A water color rough of this was constructed before the artwork was produced. An example of a "cause" producing an "effect" rather than an "effect" searching for a "cause".
Marie-Therese Wisniowski, Flames Unfurling (2010).
Technique: MultiSpersed Dye Sublimation (MSDS) technique on delustered satin.
Size: 44 x 30 cm.

Prints on Paper
There were a number of posts focussing on "Prints on Paper" with the most popular being - Northern Editions - which showcased Aboriginal artists works on paper. Some of the work is contemporary, whereas others were using more traditional Aboriginal motifs.

Artist: Dion Beasley.
Title: Dog Police.
Community: Tennant Creek.
Medium: Etching.
Image Size and Paper Size: 29.5 x 20 cm and 46.5 x 38 cm.
Edition Date and Size: October 2010; 50.

Resource Review
There was only one post centering on "Resource Review" and that was The Australian Museum of Clothing and Textiles. The founding member is Nell Pyle, who assembled a large collection of clothing that spans over a century. What is surprising is that it is a non-government sponsored Museum which hopefully will find a permanent residence for fashion parades, talks on the collection and fashion in general with curated exhibitions, and displays of its permanent collection. Australia does not have a Museum dedicated to clothing and textiles. I wrote an opinion piece on this blog spot - Is Textile Art in Australia Mature Enough for a Dedicated Museum? It is clear Nell and her gang have answered that question in the affirmative.
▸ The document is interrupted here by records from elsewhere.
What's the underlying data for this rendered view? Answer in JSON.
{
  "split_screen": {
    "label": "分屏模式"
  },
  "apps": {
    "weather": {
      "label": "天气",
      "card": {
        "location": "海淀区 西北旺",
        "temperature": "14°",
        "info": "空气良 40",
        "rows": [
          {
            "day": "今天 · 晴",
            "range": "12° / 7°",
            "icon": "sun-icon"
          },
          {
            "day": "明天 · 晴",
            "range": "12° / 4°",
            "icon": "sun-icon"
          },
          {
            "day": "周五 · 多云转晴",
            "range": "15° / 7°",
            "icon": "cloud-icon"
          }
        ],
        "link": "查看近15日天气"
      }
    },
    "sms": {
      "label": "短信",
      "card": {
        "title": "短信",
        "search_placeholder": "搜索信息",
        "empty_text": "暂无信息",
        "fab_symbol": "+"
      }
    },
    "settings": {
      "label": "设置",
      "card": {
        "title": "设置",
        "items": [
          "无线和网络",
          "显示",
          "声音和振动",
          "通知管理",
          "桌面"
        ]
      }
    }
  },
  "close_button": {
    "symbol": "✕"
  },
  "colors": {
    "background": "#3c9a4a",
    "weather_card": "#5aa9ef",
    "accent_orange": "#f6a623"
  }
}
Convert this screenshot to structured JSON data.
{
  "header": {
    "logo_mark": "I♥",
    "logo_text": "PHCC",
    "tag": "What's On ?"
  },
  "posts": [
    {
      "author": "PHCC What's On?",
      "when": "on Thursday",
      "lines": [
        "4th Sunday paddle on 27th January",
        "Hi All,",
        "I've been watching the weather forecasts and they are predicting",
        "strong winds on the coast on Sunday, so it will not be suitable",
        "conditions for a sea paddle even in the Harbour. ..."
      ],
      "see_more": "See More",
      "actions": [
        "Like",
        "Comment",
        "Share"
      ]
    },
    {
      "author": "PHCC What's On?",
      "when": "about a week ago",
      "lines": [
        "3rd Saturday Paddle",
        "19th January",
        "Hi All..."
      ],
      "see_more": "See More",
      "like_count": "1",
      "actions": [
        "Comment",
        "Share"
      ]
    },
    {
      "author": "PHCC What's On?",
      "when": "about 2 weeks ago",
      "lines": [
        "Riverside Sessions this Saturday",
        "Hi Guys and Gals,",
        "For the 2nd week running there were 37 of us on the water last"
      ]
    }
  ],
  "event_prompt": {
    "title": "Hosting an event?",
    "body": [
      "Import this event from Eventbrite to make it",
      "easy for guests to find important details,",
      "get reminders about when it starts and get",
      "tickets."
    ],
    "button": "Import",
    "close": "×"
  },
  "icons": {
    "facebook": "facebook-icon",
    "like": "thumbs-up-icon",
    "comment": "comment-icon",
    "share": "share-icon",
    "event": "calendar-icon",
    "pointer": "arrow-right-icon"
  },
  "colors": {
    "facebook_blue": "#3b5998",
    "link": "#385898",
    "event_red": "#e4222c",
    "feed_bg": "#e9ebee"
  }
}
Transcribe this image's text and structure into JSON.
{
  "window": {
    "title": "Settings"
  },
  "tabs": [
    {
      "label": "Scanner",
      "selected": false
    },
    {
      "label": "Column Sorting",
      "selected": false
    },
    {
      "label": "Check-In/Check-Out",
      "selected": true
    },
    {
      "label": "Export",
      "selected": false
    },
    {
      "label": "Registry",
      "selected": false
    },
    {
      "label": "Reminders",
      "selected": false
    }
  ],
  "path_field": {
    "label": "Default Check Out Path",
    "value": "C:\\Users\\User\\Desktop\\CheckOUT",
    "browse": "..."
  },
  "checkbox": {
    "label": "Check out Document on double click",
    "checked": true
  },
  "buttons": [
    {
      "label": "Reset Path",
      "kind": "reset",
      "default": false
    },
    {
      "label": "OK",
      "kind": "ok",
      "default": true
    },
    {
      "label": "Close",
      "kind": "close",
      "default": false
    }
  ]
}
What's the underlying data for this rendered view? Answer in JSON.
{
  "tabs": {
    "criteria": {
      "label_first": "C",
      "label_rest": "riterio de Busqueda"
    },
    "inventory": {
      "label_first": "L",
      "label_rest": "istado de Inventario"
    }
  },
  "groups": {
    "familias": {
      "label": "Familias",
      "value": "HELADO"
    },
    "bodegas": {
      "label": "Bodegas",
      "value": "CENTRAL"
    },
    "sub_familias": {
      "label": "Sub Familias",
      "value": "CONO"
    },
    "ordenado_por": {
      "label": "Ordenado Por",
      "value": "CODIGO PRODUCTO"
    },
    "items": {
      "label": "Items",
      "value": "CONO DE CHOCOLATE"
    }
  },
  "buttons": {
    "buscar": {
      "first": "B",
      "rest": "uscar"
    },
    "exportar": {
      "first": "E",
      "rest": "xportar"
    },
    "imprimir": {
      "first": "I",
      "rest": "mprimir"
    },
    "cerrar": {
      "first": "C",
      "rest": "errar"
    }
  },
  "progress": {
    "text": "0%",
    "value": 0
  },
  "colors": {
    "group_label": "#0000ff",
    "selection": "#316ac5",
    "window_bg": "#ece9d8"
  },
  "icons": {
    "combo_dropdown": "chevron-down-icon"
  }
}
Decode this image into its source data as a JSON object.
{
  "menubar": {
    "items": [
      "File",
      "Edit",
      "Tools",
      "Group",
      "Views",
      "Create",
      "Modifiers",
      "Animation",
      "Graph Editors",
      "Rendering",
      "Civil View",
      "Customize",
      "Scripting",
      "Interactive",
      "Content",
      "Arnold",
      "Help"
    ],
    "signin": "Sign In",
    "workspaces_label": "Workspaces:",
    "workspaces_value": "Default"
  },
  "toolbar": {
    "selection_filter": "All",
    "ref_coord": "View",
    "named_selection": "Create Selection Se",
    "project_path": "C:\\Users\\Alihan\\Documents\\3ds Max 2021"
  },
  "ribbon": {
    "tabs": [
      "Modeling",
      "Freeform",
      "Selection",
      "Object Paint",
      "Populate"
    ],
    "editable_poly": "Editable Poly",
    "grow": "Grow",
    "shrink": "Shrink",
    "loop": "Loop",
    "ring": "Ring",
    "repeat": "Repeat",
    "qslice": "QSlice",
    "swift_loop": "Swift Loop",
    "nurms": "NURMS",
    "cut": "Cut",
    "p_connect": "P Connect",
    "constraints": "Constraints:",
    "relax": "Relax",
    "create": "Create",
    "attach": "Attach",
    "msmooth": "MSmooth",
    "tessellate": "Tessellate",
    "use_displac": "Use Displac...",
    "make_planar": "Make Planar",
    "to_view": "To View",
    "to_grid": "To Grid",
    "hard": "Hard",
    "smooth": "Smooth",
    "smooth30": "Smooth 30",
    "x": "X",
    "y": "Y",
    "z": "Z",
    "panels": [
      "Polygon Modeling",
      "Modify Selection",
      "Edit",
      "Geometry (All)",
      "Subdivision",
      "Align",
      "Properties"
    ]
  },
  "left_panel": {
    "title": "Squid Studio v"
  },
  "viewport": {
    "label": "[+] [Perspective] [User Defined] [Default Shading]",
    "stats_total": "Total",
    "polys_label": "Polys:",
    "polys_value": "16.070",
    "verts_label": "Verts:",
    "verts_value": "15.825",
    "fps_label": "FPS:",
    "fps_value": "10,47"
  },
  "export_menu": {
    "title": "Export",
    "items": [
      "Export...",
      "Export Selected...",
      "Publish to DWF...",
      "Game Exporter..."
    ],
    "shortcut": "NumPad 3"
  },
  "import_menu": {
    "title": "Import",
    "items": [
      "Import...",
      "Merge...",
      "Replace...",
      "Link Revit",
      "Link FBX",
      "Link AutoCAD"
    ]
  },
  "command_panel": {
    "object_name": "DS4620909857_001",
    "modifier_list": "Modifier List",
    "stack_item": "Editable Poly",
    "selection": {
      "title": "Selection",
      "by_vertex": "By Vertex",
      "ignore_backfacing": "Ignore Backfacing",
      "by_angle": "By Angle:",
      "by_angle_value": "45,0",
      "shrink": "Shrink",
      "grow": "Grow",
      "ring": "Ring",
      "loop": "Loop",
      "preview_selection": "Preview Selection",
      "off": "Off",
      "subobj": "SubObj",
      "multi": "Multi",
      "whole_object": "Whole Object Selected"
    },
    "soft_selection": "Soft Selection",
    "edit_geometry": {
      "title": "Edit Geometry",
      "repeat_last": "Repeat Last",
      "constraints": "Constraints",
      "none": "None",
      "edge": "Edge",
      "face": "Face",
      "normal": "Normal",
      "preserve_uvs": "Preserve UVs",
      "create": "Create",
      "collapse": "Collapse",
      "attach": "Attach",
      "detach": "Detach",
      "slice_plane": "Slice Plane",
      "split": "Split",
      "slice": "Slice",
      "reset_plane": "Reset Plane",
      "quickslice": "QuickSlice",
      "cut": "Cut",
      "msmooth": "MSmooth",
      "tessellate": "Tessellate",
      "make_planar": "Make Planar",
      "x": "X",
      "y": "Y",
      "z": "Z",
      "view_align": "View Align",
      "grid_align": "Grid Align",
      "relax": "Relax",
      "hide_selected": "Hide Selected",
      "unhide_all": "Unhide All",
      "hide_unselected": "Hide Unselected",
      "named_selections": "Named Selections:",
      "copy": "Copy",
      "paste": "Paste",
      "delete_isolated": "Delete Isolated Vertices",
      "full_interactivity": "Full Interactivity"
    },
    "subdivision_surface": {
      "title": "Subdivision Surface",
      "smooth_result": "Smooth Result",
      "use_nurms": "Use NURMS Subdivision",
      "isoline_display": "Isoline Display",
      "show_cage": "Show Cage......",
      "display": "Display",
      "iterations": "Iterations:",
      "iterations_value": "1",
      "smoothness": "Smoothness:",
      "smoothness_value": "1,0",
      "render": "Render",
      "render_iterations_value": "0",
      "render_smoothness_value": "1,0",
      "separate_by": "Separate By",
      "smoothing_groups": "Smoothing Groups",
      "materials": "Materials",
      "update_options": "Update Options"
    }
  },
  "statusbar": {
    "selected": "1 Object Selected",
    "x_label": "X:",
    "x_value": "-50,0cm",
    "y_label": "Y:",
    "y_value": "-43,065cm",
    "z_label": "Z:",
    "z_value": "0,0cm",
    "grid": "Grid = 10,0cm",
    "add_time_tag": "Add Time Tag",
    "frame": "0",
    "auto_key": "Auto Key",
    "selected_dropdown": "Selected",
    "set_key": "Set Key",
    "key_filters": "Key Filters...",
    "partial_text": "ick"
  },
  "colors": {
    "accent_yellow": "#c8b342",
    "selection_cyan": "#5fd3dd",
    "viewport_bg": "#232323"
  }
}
Comments: The bonnet was a sensible and serviceable work garment of cotton, in a paisley design. The ties made sure it stayed on the head in windy weather or when caught in a branch. The front of the bonnet provided protection from the sun and wind when worn forward. The length of the 'skirt' gave protection to the neck.

Wearable Art
There were a number of posts in the "Wearable Art" category and the most popular being Felted accessories. Felt never seems to leave our artistic horizons. It is such an old technique and so appears very rustic to our senses. It is a fabric that appears to connect us with our own evolutionary process. As we become more inventive with the fabric it translates to us the journey of the human species.

Karoliina Arvilommi – Karelia Hat (2007).
Materials and Techniques: Finnish Landrace wool batting, yarn; wet felted.
Size: 35 x 35 x 20 cm.
Photograph courtesy of Liselotte Habets[1].

I hope you have enjoyed the review of the last twelve month's blogging activity. Remember every mark you make on cloth or paper might be the beginning of your next "da Vinci" moment!